Describe the different types of hearing loss.
Hearing loss can be classified as: conductive, sensorineural (perceptive), or combined loss. Problems of the external ear may also cause hearing impairment.
- Conductive hearing loss is defined as hearing loss that occurs due to damage to the outer and/or middle ear. Congenital defects, various infections, foreign bodies that become temporarily lodged in the ear canal, and trauma to the tympanic membrane, can all cause conductive hearing loss. Individuals with this type of hearing loss can generally benefit from hearing aids that amplify sounds.
- Diseases in the inner ear or nerve pathways can cause sensorineural (perceptive) hearing loss. The person with sensorineural hearing loss may have the following difficulties: loss of sensitivity to sound, inability to discriminate between sounds, and a loss of a sense of balance. The individual who experiences a loss of sensitivity will have a severe impairment that cannot be corrected with a hearing aid.
- Combined hearing loss involves both conductive and sensorineural (perceptive) hearing impairment.
- Problems of the external ear can result in hearing loss. This usually occurs due to trauma or infections.

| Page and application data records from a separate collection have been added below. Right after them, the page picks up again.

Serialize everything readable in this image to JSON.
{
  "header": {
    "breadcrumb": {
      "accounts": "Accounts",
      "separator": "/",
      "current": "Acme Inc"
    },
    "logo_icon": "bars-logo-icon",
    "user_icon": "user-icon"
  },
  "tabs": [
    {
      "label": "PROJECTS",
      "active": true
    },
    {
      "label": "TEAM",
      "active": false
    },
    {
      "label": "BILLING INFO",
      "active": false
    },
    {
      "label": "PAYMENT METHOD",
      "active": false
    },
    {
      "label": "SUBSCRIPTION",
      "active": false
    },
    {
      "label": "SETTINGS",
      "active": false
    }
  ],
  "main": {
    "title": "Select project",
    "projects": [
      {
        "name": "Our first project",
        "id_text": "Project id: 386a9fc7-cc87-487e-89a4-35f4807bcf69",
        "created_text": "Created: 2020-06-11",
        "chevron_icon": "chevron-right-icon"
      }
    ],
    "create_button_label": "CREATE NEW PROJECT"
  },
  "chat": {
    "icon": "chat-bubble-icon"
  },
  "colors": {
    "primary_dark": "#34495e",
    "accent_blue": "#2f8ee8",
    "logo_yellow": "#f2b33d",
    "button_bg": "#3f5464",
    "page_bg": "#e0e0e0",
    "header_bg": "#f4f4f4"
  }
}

Deutsch. “Hearing Impairments.” In P. Deutsch and H. Sawyer (Ed.) A Guide to Rehabilitation. White Plains, NY: AHAB Press.